Why Honey Should Be Part Of Your Diet
Since honey tastes delicious, is a good alternative to sugar and can pretty much be added to everything, there’s really no excuse for it to be missing from your shopping list.
But if you really need further convincing, here are just a few medical benefits of honey that may just surprise you…
1. It’s great for the skin
If you’re suffering from a nasty flare-up, honey is a brilliantly effective skin saviour that won’t cost the earth. Its antibacterial and anti-inflammatory properties can calm and soothe irritated skin, as well as being loaded with enzymes and other nutrients that nourish and cleanse the surface – some beauty bloggers even claim it’s cleared up their acne.
If it’s a natural glow you’re looking for, get slathering – honey is a natural humectant, meaning it hydrates the skin by drawing in moisture from the air. Try mixing two tablespoons of raw or Manuka honey with one tablespoon of uncooked porridge oats for a DIY exfoliating mask.
2. It’s good for the heart
As well as being a super tasty topping to your morning bowl of porridge, honey is jam-packed with polyphenols, helpful antioxidants that have been linked to increased blood flow and preventing blood clots from forming.
One study in rats even showed honey can protect the heart from oxidative stress, which can contribute to heart attacks and stroke, although more research needs to be done on the link between long-term human heart health and honey.
3. It gives you an energy boost
Looking for a pre-workout snack that will fuel you through a sweaty HIIT session? Try adding a dollop of honey to your protein balls. As a carbohydrate made up of fructose and glucose, the sticky stuff makes for a high-powered, natural energy snack. Unlike refined sugar, it also contains small amounts of proteins and minerals such as B6, riboflavin and amino acids, compounds that help the body metabolise bad cholesterol and fatty acids.

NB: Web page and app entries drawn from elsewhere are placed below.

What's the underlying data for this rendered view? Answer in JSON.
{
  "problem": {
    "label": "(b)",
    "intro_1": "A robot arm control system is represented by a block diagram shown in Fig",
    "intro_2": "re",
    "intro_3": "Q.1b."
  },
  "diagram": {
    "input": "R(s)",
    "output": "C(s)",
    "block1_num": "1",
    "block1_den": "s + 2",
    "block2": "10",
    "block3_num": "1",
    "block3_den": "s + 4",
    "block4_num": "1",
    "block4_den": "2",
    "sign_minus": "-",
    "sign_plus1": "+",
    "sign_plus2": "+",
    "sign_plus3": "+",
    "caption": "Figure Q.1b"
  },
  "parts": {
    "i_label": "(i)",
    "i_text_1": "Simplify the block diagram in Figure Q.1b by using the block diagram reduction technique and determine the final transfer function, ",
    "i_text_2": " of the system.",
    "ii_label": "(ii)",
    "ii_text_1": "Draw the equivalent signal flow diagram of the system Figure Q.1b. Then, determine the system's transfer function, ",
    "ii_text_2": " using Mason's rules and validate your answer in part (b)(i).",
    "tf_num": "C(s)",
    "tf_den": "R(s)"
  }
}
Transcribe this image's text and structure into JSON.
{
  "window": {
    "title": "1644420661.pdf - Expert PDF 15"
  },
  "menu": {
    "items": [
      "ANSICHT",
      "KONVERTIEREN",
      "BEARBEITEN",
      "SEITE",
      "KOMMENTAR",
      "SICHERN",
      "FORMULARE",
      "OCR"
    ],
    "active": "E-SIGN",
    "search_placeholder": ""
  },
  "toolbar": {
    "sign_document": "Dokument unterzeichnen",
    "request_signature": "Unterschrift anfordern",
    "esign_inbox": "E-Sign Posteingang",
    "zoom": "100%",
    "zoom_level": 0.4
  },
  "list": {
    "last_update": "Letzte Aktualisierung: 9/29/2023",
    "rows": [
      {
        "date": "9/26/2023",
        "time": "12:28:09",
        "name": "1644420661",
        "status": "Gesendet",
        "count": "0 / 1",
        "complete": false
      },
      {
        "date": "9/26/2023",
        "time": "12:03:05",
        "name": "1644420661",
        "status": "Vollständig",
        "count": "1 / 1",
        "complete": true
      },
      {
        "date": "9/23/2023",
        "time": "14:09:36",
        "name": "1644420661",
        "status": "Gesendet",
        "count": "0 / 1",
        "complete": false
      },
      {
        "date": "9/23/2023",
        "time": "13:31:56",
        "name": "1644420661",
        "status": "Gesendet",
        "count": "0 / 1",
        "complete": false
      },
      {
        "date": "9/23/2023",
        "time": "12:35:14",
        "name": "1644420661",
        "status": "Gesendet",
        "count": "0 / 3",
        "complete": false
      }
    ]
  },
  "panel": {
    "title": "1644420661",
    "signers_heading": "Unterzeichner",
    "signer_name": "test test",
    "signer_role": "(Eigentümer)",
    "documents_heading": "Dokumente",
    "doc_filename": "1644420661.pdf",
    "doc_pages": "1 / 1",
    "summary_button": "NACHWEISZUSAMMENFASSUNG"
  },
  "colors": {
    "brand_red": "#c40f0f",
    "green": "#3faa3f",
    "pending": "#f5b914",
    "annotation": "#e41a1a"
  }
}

While whizzing a spoonful into your smoothie won’t do any long-term harm, it’s important to remember to eat honey in moderation. “It’s a source of energy, but it’s still sugar, so it should be eaten more as an indulgent treat rather than a substitute for more nutritionally-rich foods such as fruit and veg,” says nutritionist Liz Tucker.
4. It can help suppress a cough
When flu season strikes, we all know there’s nothing worse than being kept awake at night by a dry, tickly cough that simply won’t go away. Next time you’re a victim of this infuriating health woe, try easing the aggravation with a spoonful of soothing honey.